§ DATA FOR THE TASK
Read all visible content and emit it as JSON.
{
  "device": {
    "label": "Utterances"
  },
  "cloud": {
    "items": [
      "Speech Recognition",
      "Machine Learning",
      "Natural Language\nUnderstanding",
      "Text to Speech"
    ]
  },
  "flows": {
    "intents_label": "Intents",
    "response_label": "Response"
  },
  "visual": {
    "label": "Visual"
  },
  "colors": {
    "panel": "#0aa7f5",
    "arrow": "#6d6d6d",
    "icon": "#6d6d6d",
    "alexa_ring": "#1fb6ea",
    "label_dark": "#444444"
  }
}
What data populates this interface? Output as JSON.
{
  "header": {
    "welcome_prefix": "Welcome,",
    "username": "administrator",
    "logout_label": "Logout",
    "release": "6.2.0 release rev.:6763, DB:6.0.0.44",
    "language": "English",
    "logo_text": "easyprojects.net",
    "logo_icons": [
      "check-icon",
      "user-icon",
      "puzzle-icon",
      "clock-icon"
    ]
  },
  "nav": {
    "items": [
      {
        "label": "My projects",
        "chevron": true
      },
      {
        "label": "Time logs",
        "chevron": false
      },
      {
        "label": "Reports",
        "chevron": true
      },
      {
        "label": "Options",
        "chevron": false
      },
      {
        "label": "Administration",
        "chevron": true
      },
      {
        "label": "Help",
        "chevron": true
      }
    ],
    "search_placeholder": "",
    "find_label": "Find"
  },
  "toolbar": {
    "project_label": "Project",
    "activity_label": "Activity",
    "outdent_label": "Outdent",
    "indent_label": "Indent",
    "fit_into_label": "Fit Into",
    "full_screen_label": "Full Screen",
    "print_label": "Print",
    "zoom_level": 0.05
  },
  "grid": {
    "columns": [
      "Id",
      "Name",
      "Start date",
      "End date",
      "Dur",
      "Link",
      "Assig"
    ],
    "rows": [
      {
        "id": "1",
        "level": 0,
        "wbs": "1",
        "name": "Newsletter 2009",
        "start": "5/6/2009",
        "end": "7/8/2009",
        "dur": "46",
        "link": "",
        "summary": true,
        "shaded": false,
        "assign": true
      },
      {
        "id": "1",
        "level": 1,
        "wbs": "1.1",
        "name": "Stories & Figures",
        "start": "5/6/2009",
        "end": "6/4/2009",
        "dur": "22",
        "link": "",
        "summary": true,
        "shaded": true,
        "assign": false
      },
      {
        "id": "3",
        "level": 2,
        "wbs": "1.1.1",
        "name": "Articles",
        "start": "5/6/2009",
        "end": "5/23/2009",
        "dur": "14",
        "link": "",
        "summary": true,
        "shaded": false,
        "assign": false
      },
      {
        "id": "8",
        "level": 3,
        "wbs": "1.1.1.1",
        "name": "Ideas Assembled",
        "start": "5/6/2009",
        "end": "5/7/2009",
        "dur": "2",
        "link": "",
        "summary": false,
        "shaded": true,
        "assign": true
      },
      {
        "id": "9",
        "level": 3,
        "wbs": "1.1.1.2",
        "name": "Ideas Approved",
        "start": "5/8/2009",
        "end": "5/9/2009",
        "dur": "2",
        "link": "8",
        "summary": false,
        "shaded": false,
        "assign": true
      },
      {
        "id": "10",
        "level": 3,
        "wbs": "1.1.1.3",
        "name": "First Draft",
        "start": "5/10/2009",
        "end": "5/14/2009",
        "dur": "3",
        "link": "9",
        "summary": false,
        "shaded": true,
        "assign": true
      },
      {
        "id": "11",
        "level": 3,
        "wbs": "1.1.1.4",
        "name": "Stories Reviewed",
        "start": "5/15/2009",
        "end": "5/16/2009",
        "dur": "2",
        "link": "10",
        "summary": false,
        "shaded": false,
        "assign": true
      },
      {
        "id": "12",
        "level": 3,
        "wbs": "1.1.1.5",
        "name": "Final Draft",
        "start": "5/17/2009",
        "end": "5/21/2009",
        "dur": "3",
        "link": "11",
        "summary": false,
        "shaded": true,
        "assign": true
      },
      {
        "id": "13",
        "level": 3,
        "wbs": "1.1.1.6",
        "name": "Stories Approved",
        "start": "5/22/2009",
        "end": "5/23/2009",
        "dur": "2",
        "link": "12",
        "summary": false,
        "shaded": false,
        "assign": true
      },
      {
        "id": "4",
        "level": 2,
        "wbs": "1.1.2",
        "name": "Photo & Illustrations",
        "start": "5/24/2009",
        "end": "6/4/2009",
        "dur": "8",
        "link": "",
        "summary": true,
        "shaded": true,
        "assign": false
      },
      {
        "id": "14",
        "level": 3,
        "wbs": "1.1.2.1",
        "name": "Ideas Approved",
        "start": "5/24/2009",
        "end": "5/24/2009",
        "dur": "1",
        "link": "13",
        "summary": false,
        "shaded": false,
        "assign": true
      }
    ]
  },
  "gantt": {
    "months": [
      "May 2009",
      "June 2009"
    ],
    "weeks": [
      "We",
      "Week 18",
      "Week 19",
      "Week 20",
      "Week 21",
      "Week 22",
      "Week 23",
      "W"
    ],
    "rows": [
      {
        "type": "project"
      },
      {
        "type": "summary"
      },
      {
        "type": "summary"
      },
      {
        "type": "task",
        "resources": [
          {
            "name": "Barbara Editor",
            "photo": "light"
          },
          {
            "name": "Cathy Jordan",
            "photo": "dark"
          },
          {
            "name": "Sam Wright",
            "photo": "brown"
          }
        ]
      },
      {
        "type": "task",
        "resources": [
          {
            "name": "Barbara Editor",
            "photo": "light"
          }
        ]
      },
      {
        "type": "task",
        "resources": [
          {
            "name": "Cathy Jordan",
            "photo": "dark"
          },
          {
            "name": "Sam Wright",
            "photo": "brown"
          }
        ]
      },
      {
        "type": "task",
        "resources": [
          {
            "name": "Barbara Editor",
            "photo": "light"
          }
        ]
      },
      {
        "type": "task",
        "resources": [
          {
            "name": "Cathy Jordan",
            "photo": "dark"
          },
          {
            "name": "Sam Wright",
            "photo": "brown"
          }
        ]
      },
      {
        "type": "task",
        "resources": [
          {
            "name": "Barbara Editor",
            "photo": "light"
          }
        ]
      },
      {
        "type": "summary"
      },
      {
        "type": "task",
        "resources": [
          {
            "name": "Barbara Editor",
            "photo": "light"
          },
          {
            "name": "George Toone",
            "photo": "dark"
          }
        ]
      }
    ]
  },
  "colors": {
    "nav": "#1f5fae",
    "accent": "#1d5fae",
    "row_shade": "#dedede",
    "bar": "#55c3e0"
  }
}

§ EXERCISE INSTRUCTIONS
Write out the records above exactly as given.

§ SOLUTION FOR THIS EXERCISE
Read all visible content and emit it as JSON.
{
  "device": {
    "label": "Utterances"
  },
  "cloud": {
    "items": [
      "Speech Recognition",
      "Machine Learning",
      "Natural Language\nUnderstanding",
      "Text to Speech"
    ]
  },
  "flows": {
    "intents_label": "Intents",
    "response_label": "Response"
  },
  "visual": {
    "label": "Visual"
  },
  "colors": {
    "panel": "#0aa7f5",
    "arrow": "#6d6d6d",
    "icon": "#6d6d6d",
    "alexa_ring": "#1fb6ea",
    "label_dark": "#444444"
  }
}
What data populates this interface? Output as JSON.
{
  "header": {
    "welcome_prefix": "Welcome,",
    "username": "administrator",
    "logout_label": "Logout",
    "release": "6.2.0 release rev.:6763, DB:6.0.0.44",
    "language": "English",
    "logo_text": "easyprojects.net",
    "logo_icons": [
      "check-icon",
      "user-icon",
      "puzzle-icon",
      "clock-icon"
    ]
  },
  "nav": {
    "items": [
      {
        "label": "My projects",
        "chevron": true
      },
      {
        "label": "Time logs",
        "chevron": false
      },
      {
        "label": "Reports",
        "chevron": true
      },
      {
        "label": "Options",
        "chevron": false
      },
      {
        "label": "Administration",
        "chevron": true
      },
      {
        "label": "Help",
        "chevron": true
      }
    ],
    "search_placeholder": "",
    "find_label": "Find"
  },
  "toolbar": {
    "project_label": "Project",
    "activity_label": "Activity",
    "outdent_label": "Outdent",
    "indent_label": "Indent",
    "fit_into_label": "Fit Into",
    "full_screen_label": "Full Screen",
    "print_label": "Print",
    "zoom_level": 0.05
  },
  "grid": {
    "columns": [
      "Id",
      "Name",
      "Start date",
      "End date",
      "Dur",
      "Link",
      "Assig"
    ],
    "rows": [
      {
        "id": "1",
        "level": 0,
        "wbs": "1",
        "name": "Newsletter 2009",
        "start": "5/6/2009",
        "end": "7/8/2009",
        "dur": "46",
        "link": "",
        "summary": true,
        "shaded": false,
        "assign": true
      },
      {
        "id": "1",
        "level": 1,
        "wbs": "1.1",
        "name": "Stories & Figures",
        "start": "5/6/2009",
        "end": "6/4/2009",
        "dur": "22",
        "link": "",
        "summary": true,
        "shaded": true,
        "assign": false
      },
      {
        "id": "3",
        "level": 2,
        "wbs": "1.1.1",
        "name": "Articles",
        "start": "5/6/2009",
        "end": "5/23/2009",
        "dur": "14",
        "link": "",
        "summary": true,
        "shaded": false,
        "assign": false
      },
      {
        "id": "8",
        "level": 3,
        "wbs": "1.1.1.1",
        "name": "Ideas Assembled",
        "start": "5/6/2009",
        "end": "5/7/2009",
        "dur": "2",
        "link": "",
        "summary": false,
        "shaded": true,
        "assign": true
      },
      {
        "id": "9",
        "level": 3,
        "wbs": "1.1.1.2",
        "name": "Ideas Approved",
        "start": "5/8/2009",
        "end": "5/9/2009",
        "dur": "2",
        "link": "8",
        "summary": false,
        "shaded": false,
        "assign": true
      },
      {
        "id": "10",
        "level": 3,
        "wbs": "1.1.1.3",
        "name": "First Draft",
        "start": "5/10/2009",
        "end": "5/14/2009",
        "dur": "3",
        "link": "9",
        "summary": false,
        "shaded": true,
        "assign": true
      },
      {
        "id": "11",
        "level": 3,
        "wbs": "1.1.1.4",
        "name": "Stories Reviewed",
        "start": "5/15/2009",
        "end": "5/16/2009",
        "dur": "2",
        "link": "10",
        "summary": false,
        "shaded": false,
        "assign": true
      },
      {
        "id": "12",
        "level": 3,
        "wbs": "1.1.1.5",
        "name": "Final Draft",
        "start": "5/17/2009",
        "end": "5/21/2009",
        "dur": "3",
        "link": "11",
        "summary": false,
        "shaded": true,
        "assign": true
      },
      {
        "id": "13",
        "level": 3,
        "wbs": "1.1.1.6",
        "name": "Stories Approved",
        "start": "5/22/2009",
        "end": "5/23/2009",
        "dur": "2",
        "link": "12",
        "summary": false,
        "shaded": false,
        "assign": true
      },
      {
        "id": "4",
        "level": 2,
        "wbs": "1.1.2",
        "name": "Photo & Illustrations",
        "start": "5/24/2009",
        "end": "6/4/2009",
        "dur": "8",
        "link": "",
        "summary": true,
        "shaded": true,
        "assign": false
      },
      {
        "id": "14",
        "level": 3,
        "wbs": "1.1.2.1",
        "name": "Ideas Approved",
        "start": "5/24/2009",
        "end": "5/24/2009",
        "dur": "1",
        "link": "13",
        "summary": false,
        "shaded": false,
        "assign": true
      }
    ]
  },
  "gantt": {
    "months": [
      "May 2009",
      "June 2009"
    ],
    "weeks": [
      "We",
      "Week 18",
      "Week 19",
      "Week 20",
      "Week 21",
      "Week 22",
      "Week 23",
      "W"
    ],
    "rows": [
      {
        "type": "project"
      },
      {
        "type": "summary"
      },
      {
        "type": "summary"
      },
      {
        "type": "task",
        "resources": [
          {
            "name": "Barbara Editor",
            "photo": "light"
          },
          {
            "name": "Cathy Jordan",
            "photo": "dark"
          },
          {
            "name": "Sam Wright",
            "photo": "brown"
          }
        ]
      },
      {
        "type": "task",
        "resources": [
          {
            "name": "Barbara Editor",
            "photo": "light"
          }
        ]
      },
      {
        "type": "task",
        "resources": [
          {
            "name": "Cathy Jordan",
            "photo": "dark"
          },
          {
            "name": "Sam Wright",
            "photo": "brown"
          }
        ]
      },
      {
        "type": "task",
        "resources": [
          {
            "name": "Barbara Editor",
            "photo": "light"
          }
        ]
      },
      {
        "type": "task",
        "resources": [
          {
            "name": "Cathy Jordan",
            "photo": "dark"
          },
          {
            "name": "Sam Wright",
            "photo": "brown"
          }
        ]
      },
      {
        "type": "task",
        "resources": [
          {
            "name": "Barbara Editor",
            "photo": "light"
          }
        ]
      },
      {
        "type": "summary"
      },
      {
        "type": "task",
        "resources": [
          {
            "name": "Barbara Editor",
            "photo": "light"
          },
          {
            "name": "George Toone",
            "photo": "dark"
          }
        ]
      }
    ]
  },
  "colors": {
    "nav": "#1f5fae",
    "accent": "#1d5fae",
    "row_shade": "#dedede",
    "bar": "#55c3e0"
  }
}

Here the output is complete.